Manufacturing lines are complex systems made of thousands of parts, each doing their own important job. If one part fails, this has a cascading effect up and down the production line, to the extent that production may come to a complete halt.
When this occurs, there are two options: perform a repair on the broken part, or replace or upgrade the entire system.
While system upgrades have their own merits, they are expensive and entail large windows of undesirable, costly downtime while old systems are removed and new ones are installed and commissioned.
The alternative approach is to replace the broken part, which sounds simple and should be much quicker than replacing the entire system.
However, if the offending part turns out to be obsolete — that is, no longer manufactured by the original equipment manufacturer (OEM) — then a quick task suddenly becomes more difficult.
This is because quality obsolete parts are notoriously difficult to source so, if manufacturers are not prepared in advance, they may find themselves having to shut down production for much longer than initially anticipated.
Furthermore, if corners are cut to find cheaper replacements, or if parts are bought simply because they were the easiest to find, manufacturers are liable to incur repeated downtime as lower-quality parts are likely to fail again, and quickly.
As industrial systems typically have long lifespans, they are especially susceptible to broken parts, and are more likely to contain obsolete parts. That is why it’s important to have a comprehensive obsolescence plan in place.
An effective obsolescence plan should involve a full systems audit, to identify parts that may pose a future downtime risk. This includes identifying all parts in the system that are obsolete, as well as parts that pose the highest risk of breaking.
Parts more likely to break are those that are more susceptible to wear and tear. This includes parts subjected to harsh conditions including high levels of friction, heat or chemical corrosion.
Take the food and beverage industry, for example. Parts subjected to friction and heat include mechanical processing equipment like mills and grinders, as well as the ubiquitous motors, drive chains and drive belts that drive them. It also applies to other parts of the production line like conventional conveyer systems.
The problems don’t stop at packaging, either. For example, flow wrapping poses risks of wear and tear on parts such as fin wheels, sealing jaws and rotary heat sealers.
All are subjected to high heat that, in turn, increases the chance of corrosion.

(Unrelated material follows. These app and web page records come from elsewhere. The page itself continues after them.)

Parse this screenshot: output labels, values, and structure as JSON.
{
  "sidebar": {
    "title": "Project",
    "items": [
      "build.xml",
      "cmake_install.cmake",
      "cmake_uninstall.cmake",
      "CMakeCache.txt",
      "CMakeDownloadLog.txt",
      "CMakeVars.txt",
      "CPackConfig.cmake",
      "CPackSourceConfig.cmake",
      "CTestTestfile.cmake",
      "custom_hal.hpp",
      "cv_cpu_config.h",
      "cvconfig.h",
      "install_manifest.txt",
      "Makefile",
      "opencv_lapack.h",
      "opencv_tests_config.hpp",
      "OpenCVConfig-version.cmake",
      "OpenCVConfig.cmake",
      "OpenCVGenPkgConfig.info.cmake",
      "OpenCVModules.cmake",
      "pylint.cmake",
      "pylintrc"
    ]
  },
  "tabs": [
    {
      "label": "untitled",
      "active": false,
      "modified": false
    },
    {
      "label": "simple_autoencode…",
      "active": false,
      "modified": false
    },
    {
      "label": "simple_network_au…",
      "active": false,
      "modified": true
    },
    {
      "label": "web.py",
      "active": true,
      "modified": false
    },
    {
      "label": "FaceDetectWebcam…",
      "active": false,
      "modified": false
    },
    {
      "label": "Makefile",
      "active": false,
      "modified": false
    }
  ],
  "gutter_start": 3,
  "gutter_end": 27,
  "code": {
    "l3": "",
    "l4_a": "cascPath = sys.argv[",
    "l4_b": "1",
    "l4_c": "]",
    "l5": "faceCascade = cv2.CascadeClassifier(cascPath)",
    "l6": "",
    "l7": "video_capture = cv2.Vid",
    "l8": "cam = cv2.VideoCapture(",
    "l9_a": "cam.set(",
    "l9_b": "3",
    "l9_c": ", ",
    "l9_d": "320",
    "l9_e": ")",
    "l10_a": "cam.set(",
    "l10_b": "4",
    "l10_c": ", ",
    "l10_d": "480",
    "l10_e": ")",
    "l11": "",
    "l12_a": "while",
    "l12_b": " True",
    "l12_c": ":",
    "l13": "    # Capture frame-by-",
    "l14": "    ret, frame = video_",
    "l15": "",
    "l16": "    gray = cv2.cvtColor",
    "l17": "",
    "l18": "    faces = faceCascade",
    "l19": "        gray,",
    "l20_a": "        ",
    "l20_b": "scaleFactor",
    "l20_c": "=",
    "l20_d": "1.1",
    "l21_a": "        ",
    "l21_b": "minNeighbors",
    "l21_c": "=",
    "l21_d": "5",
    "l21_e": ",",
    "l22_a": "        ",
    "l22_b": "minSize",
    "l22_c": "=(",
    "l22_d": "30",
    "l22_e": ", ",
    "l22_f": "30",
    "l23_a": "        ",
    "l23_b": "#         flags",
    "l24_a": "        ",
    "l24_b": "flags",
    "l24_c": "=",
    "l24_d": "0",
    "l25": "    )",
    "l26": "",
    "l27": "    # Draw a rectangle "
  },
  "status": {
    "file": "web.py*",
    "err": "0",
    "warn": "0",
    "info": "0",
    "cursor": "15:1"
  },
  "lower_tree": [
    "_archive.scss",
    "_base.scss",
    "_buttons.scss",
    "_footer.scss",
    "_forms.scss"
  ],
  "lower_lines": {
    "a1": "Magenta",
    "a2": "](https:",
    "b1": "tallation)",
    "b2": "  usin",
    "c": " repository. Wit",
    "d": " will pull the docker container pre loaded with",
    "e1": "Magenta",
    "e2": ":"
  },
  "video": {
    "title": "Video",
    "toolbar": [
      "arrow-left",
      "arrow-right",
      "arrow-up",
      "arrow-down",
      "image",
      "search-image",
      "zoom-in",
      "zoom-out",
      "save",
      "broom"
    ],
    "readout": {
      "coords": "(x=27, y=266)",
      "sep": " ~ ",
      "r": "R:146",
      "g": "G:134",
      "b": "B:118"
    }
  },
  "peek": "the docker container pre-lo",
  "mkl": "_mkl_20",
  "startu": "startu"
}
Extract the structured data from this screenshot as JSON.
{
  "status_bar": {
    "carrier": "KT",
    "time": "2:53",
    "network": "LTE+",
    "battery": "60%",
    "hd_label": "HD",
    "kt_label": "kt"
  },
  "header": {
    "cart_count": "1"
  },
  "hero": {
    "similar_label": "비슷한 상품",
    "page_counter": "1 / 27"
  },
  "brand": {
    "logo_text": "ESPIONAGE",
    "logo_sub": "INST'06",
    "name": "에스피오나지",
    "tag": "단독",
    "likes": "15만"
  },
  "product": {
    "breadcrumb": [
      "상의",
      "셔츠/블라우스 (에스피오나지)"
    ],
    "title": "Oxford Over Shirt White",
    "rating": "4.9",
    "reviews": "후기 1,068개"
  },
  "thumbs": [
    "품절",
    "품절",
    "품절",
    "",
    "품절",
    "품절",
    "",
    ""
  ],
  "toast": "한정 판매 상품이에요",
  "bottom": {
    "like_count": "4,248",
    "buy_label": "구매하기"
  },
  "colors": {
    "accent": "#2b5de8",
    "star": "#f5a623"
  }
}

Some components fall into both categories, which means a component carries a higher risk of breaking and is also obsolete. These parts should be shortlisted, so contingencies can be put in place for if the worst should occur. This can include pre-emptive finding and purchasing of replacements for these high risk parts, or more frequent maintenance for certain areas of a system.